4. Cooking Thai food requires the use of your tastebuds.
It’s true. Cooking Thai food is an active process that constantly requires you to taste what you’re making and adjust the flavors accordingly. If something is too sweet, salty, sour, or hot, you have to be able to correct for those flavors. And generally, you have to do this very quickly as many dishes are cooked over super high heat within a matter of minutes. This process of tasting and adjusting is a skill that the boyfriend learned early on, but I have managed to pick up over time (and if I can, so can you!).
5. You can’t just dump peanut sauce on top of a dish and call it Thai.
When I ask others what they think of when they think of Thai food, I commonly get responses involving peanut sauce (vegetables and pineapple with peanut sauce, noodles with peanut sauce, beef covered in peanut sauce, etc). I think it’s safe to say after a year of cooking Thai food that none of these are typical Thai dishes. I’m not even sure they’re Thai dishes at all, although I can certainly understand the temptation to smother anything and everything with this delicious sauce.
So with this knowledge and a year’s worth of experience making and tasting Thai food behind me, I decided to give pad Thai another shot. Last year, my two biggest stumbling blocks were 1) the rehydration of the noodles and 2) the balance of flavors in the pad Thai sauce.
The noodles were difficult because, as I’ve since learned, I wasn’t rehydrating them enough beforehand. If you start with hard noodles, it’s going to take much too long to cook them in the wok with all of the other ingredients.
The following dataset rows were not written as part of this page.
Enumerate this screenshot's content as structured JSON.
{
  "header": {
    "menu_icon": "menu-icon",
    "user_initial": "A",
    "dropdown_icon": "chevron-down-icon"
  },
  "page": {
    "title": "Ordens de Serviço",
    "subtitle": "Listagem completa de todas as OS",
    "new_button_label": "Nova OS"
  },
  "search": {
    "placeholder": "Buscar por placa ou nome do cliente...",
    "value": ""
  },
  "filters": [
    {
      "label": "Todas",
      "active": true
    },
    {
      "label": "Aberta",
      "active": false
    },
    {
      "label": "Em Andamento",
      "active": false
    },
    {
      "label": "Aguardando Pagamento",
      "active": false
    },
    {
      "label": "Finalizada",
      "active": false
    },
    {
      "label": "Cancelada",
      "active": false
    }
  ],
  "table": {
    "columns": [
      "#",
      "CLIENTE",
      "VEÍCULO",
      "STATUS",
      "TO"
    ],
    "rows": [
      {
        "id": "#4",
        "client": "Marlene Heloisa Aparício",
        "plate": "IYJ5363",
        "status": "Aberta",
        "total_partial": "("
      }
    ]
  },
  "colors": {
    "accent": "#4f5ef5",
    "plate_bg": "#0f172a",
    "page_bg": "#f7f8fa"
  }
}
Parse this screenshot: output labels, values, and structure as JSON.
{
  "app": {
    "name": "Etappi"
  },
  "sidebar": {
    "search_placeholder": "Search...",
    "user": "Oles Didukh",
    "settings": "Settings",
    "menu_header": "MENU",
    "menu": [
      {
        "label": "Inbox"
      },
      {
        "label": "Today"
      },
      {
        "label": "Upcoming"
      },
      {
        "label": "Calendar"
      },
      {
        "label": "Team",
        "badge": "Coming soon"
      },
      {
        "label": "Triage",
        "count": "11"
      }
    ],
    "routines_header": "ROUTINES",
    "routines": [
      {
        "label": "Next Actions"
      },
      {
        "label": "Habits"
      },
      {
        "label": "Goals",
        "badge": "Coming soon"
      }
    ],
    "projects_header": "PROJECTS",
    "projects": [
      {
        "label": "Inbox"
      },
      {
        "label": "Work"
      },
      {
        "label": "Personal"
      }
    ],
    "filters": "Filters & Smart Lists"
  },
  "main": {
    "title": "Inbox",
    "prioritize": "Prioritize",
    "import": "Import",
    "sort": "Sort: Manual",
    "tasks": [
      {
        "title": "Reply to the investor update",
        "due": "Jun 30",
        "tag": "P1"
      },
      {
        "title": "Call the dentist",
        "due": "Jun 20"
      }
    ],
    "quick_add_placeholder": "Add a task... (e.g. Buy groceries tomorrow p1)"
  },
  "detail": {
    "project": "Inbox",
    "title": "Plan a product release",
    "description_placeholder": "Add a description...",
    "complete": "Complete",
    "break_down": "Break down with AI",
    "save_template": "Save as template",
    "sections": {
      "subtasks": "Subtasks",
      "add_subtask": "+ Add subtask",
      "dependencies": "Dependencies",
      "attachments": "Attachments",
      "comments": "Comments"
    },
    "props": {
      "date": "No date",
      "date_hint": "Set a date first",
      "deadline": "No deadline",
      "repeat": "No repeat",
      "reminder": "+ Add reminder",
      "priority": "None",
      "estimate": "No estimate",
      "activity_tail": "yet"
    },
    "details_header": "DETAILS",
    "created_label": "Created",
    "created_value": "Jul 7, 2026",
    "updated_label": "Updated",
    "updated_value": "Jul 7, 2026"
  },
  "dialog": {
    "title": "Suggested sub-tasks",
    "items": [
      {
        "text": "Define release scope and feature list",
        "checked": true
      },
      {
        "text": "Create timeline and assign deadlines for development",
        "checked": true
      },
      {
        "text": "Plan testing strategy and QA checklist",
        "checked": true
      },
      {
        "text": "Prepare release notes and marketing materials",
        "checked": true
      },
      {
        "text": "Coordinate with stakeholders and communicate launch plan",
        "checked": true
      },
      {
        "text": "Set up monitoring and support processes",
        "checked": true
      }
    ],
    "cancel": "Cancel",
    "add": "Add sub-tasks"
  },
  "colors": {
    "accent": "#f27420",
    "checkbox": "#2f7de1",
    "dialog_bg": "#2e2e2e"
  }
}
The opposite is also true though, if you start out with noodles that are too soft, they’ll turn into a gloppy mess when cooking.
So this year I performed some scientific experiments with a handy kitchen timer and found the perfect rehydration time for my noodles in my kitchen is 6 minutes in a pot of very hot water. I’d encourage you to do the same experiment at your home and see what works for you.
Whereas the noodles can be figured out with a bit of scientific experimentation, the sauce is harder to master, at least for me. This is because there isn’t a set recipe for it. You start with equal parts tamarind paste, palm sugar, and fish sauce, but because there is such variation in the sourness of the tamarind, you have to adjust the other ingredients by taste alone to get a perfectly balanced sauce. The first pad Thai sauce I made last year elicited a very emphatic “ugh!” from the boyfriend. Fortunately, after a year of tasting Thai food, making this sauce has gotten easier for me, which means I don’t get quite so many disgusted faces from the boyfriend these days.
Now that I’ve gotten these two fundamental things figured out, I can consistently make a pad Thai that the boyfriend approves of. My last attempt even got a 5-star rating! Of course, there’s always room for improvement. Perhaps over the next year, I’ll work on incorporating some of the more traditional ingredients like salted radish and shrimp paste into my pad Thai. For now, though, as long as the boyfriend is happy with this dish, I am too.